• _TASK PROMPT_
The records that follow must be reproduced in full, with every picture excluded.
------------
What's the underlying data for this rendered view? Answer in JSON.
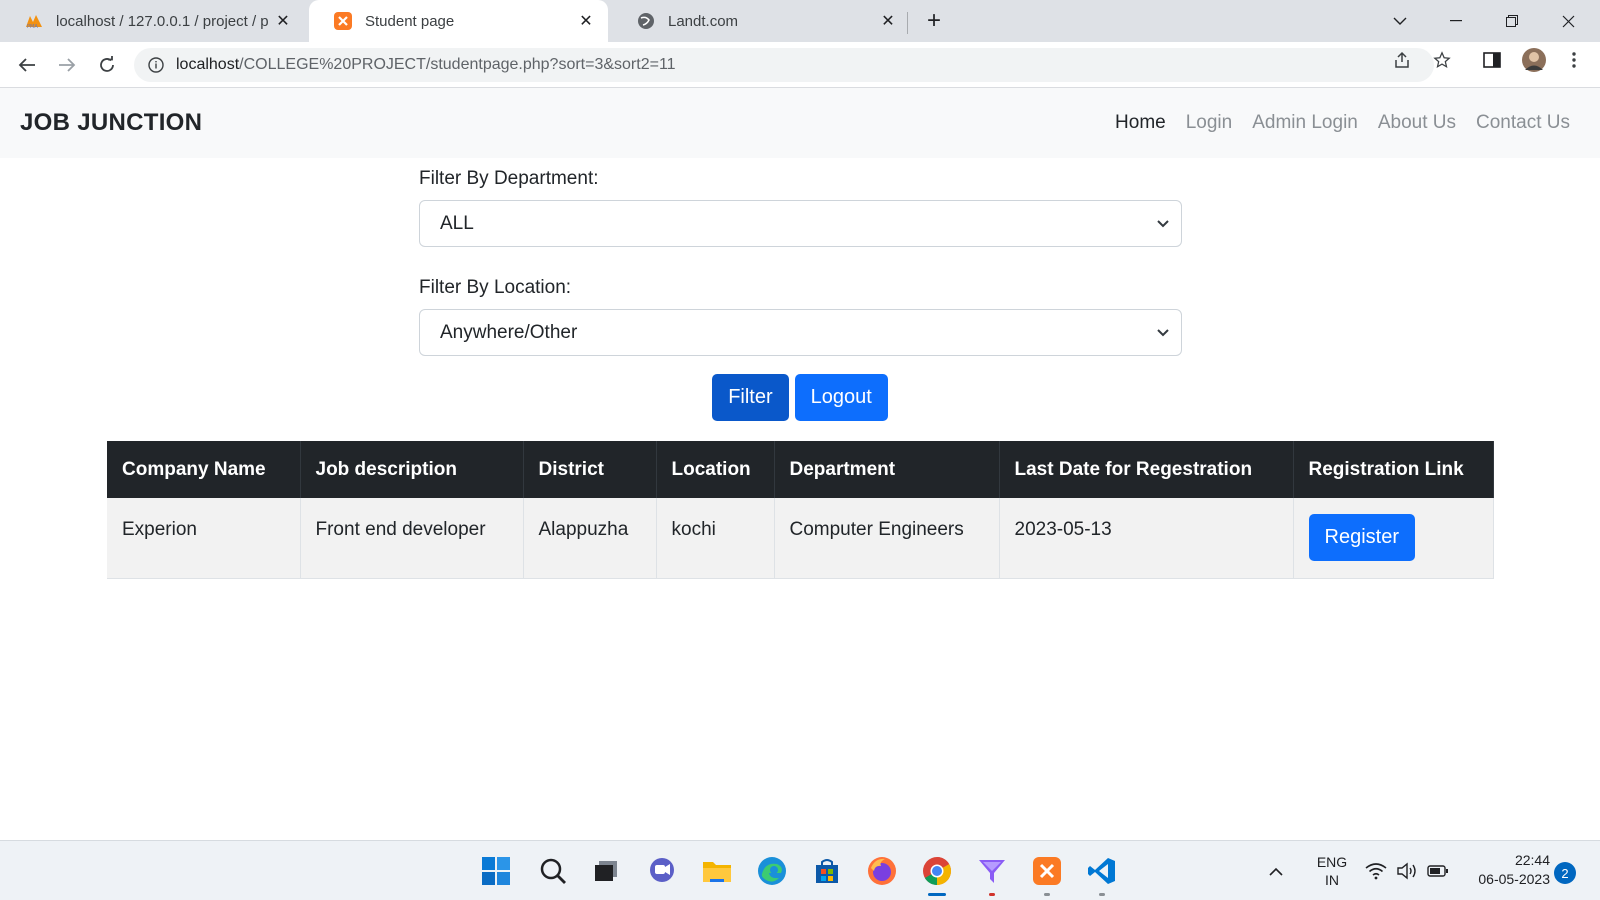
{
  "browser": {
    "tabs": [
      {
        "title": "localhost / 127.0.0.1 / project / p",
        "icon": "phpmyadmin-icon",
        "active": false
      },
      {
        "title": "Student page",
        "icon": "xampp-icon",
        "active": true
      },
      {
        "title": "Landt.com",
        "icon": "globe-icon",
        "active": false
      }
    ],
    "url_host": "localhost",
    "url_path": "/COLLEGE%20PROJECT/studentpage.php?sort=3&sort2=11"
  },
  "navbar": {
    "brand": "JOB JUNCTION",
    "links": [
      "Home",
      "Login",
      "Admin Login",
      "About Us",
      "Contact Us"
    ]
  },
  "filters": {
    "department_label": "Filter By Department:",
    "department_value": "ALL",
    "location_label": "Filter By Location:",
    "location_value": "Anywhere/Other",
    "filter_button": "Filter",
    "logout_button": "Logout"
  },
  "table": {
    "headers": [
      "Company Name",
      "Job description",
      "District",
      "Location",
      "Department",
      "Last Date for Regestration",
      "Registration Link"
    ],
    "rows": [
      {
        "company": "Experion",
        "description": "Front end developer",
        "district": "Alappuzha",
        "location": "kochi",
        "department": "Computer Engineers",
        "last_date": "2023-05-13",
        "link_label": "Register"
      }
    ]
  },
  "taskbar": {
    "lang_top": "ENG",
    "lang_bottom": "IN",
    "time": "22:44",
    "date": "06-05-2023",
    "notifications": "2"
  },
  "colors": {
    "primary": "#0d6efd",
    "table_header": "#212529",
    "navbar_bg": "#f8f9fa"
  }
}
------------
• _OUTPUT BELOW_
What's the underlying data for this rendered view? Answer in JSON.
{
  "browser": {
    "tabs": [
      {
        "title": "localhost / 127.0.0.1 / project / p",
        "icon": "phpmyadmin-icon",
        "active": false
      },
      {
        "title": "Student page",
        "icon": "xampp-icon",
        "active": true
      },
      {
        "title": "Landt.com",
        "icon": "globe-icon",
        "active": false
      }
    ],
    "url_host": "localhost",
    "url_path": "/COLLEGE%20PROJECT/studentpage.php?sort=3&sort2=11"
  },
  "navbar": {
    "brand": "JOB JUNCTION",
    "links": [
      "Home",
      "Login",
      "Admin Login",
      "About Us",
      "Contact Us"
    ]
  },
  "filters": {
    "department_label": "Filter By Department:",
    "department_value": "ALL",
    "location_label": "Filter By Location:",
    "location_value": "Anywhere/Other",
    "filter_button": "Filter",
    "logout_button": "Logout"
  },
  "table": {
    "headers": [
      "Company Name",
      "Job description",
      "District",
      "Location",
      "Department",
      "Last Date for Regestration",
      "Registration Link"
    ],
    "rows": [
      {
        "company": "Experion",
        "description": "Front end developer",
        "district": "Alappuzha",
        "location": "kochi",
        "department": "Computer Engineers",
        "last_date": "2023-05-13",
        "link_label": "Register"
      }
    ]
  },
  "taskbar": {
    "lang_top": "ENG",
    "lang_bottom": "IN",
    "time": "22:44",
    "date": "06-05-2023",
    "notifications": "2"
  },
  "colors": {
    "primary": "#0d6efd",
    "table_header": "#212529",
    "navbar_bg": "#f8f9fa"
  }
}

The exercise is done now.